Initially we discussed the Augments launching a singular attack on New York City, but in developing the story we realized that an attack on the capitals of the Cold War, the two most powerful nations of the time, was both logical and appropriately symbolic. Logical in that the attacks would immediately reset the balance of power in the world and create a void that the Augments could fill themselves, and symbolic in that the ascension of the Augments represented the end of our historical timeline and the beginning of the new one that leads to the 23rd century as we know it in STAR TREK.

This was the biggest point of discussion in developing the story: whether to make a clean break from “our” timeline, or whether to attempt to preserve history as we know it from the “real” 1990’s and early 2000’s. Ultimately the deciding factor was to embrace canon as we know it from STAR TREK itself, and in “Space Seed” it is clear that the 1990’s did not play out as we lived them. It’s a question that every story set in a specified future time period has to address eventually, given that our present will eventually catch up to it on the calendar. In fact, we’re only fifty years away from first contact with the Vulcans!
In the more whimsical realms of Star Trek publishing, Amazon have recently added a listing (which I found via Allyn Gibson on the TrekBBS. UPDATE: And may-not-be-final cover via the Simon and Schuster catalog), for a new Star Trek children's book from Cider Mill Press. Fun with Kirk and Spock, is due out in April, and the blurb tells you all about it:
See the Enterprise. See the Enterprise go boldly. Go Go Go, Enterprise! Go Boldly! Join Kirk and Spock as they go boldly where no parody has gone before!

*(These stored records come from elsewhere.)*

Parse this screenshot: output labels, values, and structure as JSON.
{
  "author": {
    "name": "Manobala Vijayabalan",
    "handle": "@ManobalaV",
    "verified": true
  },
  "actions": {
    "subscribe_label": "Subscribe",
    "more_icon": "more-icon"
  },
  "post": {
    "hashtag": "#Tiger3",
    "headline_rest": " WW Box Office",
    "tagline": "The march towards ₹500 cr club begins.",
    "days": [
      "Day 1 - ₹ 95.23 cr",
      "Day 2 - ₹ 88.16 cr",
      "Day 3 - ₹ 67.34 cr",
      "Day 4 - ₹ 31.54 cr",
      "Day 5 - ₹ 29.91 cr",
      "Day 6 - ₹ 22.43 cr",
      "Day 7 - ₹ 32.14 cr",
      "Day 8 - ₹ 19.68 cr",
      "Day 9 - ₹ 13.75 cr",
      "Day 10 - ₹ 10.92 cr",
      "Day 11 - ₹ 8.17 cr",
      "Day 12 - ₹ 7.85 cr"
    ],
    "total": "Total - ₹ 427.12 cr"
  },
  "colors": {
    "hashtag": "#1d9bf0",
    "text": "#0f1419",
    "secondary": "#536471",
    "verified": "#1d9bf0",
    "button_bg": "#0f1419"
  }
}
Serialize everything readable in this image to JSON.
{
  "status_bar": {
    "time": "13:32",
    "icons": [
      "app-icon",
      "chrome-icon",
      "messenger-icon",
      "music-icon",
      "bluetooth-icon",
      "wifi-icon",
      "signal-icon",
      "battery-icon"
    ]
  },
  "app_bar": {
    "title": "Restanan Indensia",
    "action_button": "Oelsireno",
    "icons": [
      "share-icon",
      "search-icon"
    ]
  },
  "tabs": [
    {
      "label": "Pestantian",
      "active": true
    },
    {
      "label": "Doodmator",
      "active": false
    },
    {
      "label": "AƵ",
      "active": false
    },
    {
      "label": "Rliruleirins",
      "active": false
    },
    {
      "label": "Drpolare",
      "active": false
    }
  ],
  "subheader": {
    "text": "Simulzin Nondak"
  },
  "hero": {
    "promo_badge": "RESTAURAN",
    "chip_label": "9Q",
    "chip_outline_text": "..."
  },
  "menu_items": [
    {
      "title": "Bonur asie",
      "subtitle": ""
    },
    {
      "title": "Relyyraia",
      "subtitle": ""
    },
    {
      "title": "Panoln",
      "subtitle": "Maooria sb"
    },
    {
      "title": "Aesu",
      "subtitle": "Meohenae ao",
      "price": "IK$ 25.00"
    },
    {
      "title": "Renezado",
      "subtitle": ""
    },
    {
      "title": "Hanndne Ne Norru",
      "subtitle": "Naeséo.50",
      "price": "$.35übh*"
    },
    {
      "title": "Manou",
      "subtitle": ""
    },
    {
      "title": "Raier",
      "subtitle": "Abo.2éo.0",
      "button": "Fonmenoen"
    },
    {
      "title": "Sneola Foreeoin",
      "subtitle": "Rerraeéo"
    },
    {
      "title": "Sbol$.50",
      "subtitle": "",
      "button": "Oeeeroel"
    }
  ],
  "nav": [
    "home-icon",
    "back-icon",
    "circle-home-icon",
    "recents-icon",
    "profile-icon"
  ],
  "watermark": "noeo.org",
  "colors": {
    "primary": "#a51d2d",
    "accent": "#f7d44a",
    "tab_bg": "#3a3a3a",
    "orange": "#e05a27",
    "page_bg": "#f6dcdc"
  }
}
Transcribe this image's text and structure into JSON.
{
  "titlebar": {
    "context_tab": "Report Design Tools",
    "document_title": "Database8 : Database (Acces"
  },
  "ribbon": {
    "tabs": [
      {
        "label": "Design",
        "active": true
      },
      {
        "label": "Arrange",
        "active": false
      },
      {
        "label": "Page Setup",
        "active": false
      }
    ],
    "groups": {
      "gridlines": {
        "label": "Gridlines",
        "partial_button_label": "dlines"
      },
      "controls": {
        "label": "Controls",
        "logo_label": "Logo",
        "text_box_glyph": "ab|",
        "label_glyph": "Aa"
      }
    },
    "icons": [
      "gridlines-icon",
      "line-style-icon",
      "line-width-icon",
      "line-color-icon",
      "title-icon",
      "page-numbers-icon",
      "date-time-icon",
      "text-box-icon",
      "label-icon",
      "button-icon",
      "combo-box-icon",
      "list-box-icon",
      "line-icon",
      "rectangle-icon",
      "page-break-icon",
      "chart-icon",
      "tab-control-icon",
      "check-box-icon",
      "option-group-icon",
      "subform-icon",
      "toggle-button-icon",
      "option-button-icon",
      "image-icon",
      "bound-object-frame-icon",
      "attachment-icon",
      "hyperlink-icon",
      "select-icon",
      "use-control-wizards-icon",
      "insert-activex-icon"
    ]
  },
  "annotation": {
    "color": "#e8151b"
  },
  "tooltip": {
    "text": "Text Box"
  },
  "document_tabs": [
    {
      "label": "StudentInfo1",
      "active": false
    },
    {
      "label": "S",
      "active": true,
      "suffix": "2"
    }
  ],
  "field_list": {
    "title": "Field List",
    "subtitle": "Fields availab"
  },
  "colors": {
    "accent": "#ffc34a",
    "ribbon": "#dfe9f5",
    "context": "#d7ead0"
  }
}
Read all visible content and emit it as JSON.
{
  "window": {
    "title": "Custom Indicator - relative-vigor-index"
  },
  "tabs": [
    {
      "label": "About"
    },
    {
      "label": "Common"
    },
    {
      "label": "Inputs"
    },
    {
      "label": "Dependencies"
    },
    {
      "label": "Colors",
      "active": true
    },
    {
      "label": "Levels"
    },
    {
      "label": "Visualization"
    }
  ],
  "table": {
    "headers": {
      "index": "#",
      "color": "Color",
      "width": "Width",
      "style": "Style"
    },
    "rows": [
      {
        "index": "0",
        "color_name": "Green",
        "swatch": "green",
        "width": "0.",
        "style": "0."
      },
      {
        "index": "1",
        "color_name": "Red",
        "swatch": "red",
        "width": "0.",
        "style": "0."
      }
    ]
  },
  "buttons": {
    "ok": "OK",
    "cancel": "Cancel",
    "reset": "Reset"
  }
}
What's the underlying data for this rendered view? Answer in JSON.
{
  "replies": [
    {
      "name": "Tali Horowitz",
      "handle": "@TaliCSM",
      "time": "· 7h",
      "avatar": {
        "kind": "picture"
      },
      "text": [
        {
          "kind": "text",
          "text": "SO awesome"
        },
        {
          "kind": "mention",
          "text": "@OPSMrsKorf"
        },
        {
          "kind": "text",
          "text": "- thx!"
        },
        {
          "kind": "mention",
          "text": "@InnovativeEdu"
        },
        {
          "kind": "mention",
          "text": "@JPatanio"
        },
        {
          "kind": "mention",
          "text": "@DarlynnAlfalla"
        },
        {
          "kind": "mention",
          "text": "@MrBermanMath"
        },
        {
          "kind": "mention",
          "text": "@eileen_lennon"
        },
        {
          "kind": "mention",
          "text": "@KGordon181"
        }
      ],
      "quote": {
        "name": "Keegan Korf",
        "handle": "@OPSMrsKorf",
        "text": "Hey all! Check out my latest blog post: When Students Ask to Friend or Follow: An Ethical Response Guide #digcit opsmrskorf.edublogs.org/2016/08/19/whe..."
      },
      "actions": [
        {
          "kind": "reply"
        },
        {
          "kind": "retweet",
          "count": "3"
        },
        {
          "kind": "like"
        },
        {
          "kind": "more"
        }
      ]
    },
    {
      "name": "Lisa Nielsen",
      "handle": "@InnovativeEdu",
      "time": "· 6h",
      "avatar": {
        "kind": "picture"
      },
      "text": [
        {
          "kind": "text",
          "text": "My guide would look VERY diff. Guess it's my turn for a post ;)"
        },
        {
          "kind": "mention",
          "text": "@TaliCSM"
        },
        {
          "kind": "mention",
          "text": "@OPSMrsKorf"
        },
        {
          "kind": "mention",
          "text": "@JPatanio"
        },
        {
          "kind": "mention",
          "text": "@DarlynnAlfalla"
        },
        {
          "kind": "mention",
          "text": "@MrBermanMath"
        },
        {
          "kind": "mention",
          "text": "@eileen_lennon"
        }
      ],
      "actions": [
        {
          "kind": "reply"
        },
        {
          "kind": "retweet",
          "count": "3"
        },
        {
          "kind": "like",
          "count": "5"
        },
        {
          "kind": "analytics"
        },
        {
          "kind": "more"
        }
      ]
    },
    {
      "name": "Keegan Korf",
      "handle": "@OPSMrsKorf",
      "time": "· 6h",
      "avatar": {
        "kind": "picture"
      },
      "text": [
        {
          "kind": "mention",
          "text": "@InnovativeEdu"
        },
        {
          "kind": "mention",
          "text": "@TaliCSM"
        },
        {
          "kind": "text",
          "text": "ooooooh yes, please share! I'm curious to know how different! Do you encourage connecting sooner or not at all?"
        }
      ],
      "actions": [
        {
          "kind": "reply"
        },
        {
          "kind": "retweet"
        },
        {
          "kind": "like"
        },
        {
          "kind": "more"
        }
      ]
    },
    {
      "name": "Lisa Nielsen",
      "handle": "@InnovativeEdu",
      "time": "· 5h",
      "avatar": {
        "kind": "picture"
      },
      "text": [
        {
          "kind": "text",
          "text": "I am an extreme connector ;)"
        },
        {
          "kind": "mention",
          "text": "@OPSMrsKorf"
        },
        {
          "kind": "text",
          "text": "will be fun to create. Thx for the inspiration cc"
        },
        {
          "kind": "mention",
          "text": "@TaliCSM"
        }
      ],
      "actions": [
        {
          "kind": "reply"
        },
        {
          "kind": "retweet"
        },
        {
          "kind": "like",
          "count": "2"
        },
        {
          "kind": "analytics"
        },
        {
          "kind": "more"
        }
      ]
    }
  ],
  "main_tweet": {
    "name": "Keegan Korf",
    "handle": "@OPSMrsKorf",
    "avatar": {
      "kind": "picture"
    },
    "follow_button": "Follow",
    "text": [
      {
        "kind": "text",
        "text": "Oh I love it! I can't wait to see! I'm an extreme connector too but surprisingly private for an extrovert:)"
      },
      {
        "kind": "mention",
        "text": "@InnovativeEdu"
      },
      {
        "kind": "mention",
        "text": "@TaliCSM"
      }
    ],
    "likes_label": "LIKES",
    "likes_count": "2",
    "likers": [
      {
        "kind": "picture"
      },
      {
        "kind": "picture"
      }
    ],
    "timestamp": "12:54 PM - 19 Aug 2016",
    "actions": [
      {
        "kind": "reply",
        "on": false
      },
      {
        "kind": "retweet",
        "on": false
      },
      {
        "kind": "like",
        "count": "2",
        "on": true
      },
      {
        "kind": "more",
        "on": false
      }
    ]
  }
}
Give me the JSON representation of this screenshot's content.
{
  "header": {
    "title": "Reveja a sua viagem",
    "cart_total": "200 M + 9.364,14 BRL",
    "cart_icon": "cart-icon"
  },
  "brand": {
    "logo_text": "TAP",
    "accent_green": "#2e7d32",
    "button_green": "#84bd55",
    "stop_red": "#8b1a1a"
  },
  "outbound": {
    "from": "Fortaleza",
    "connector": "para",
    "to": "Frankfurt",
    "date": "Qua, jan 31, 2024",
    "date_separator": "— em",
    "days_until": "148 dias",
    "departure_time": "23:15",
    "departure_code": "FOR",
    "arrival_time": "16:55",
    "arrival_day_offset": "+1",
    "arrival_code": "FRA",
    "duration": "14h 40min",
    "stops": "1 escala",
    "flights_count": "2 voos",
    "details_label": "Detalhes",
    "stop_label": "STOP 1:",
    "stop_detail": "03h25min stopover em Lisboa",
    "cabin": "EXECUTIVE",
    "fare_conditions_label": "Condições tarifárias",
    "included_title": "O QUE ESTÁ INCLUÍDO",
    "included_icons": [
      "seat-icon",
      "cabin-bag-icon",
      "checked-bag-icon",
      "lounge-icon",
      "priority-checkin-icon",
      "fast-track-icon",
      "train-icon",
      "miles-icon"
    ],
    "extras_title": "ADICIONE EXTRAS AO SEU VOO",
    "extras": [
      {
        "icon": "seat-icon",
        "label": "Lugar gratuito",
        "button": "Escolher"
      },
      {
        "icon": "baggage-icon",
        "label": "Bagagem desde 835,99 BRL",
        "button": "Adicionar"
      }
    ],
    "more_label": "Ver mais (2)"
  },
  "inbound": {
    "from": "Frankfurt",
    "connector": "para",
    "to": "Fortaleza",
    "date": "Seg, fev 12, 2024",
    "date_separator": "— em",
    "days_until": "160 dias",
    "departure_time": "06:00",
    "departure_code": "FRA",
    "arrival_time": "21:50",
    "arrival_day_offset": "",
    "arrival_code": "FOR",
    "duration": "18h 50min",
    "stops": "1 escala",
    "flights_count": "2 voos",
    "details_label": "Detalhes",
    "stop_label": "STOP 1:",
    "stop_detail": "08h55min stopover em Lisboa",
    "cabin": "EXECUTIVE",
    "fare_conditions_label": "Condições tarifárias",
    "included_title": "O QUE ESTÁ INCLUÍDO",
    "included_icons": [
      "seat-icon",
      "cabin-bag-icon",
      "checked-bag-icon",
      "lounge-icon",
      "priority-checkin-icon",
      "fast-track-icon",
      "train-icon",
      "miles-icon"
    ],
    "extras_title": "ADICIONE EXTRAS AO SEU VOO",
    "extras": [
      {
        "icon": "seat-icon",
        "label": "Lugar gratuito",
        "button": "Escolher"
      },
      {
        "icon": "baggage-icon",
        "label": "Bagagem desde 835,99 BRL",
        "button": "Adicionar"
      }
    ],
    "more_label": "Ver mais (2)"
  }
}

Since the 1930’s, the book Fun with Dick and Jane and its various adaptations have helped children learn to read. It’s inspired several parodies and movie and television references, but none as amusing as this clever spoof, written with Trekkies in mind! The characteristic simplicity of the classic book is used in Fun with Kirk and Spock, delighting Trek fans with creative sequences and humorous illustrations.
Finally, Amazon have also updated their listing for Running Press' forthcoming miniature book and light-up USS Enterprise set, with a new image showing the, presumably, final form of the model:

Sunday 17 November 2013

Latest Star Trek novelty items

A few bits and bobs for you to ponder, starting with the latest additions to the Star Trek golf range: Now available from the store are golf club covers, and golf balls, both (as ever everything is) styled after the TOS uniforms:

The TOS uniform has also recently found itself prepared for the youngest recruits in Starfleet, with We Love Fine's new baby onesies:

Also taking a TOS influence is the latest version of Spock socks, these ones come from Threadless:

TOS doesn't get all the fun though, earlier this year an Enterprise-D bottle opener was released. The stardrive section is magnetised, as a dock for the saucer, which containers the actual bottle opener. Mock-up images of it have been around for a while, but now Busted Tees have posted a nice set of images showing the real thing, which looks pretty neat:

And there's more still, continue after the jump for Rubik's cubes, keyrings, and credit cards!

Find Star Trek comics, toys, statues, and collectibles at!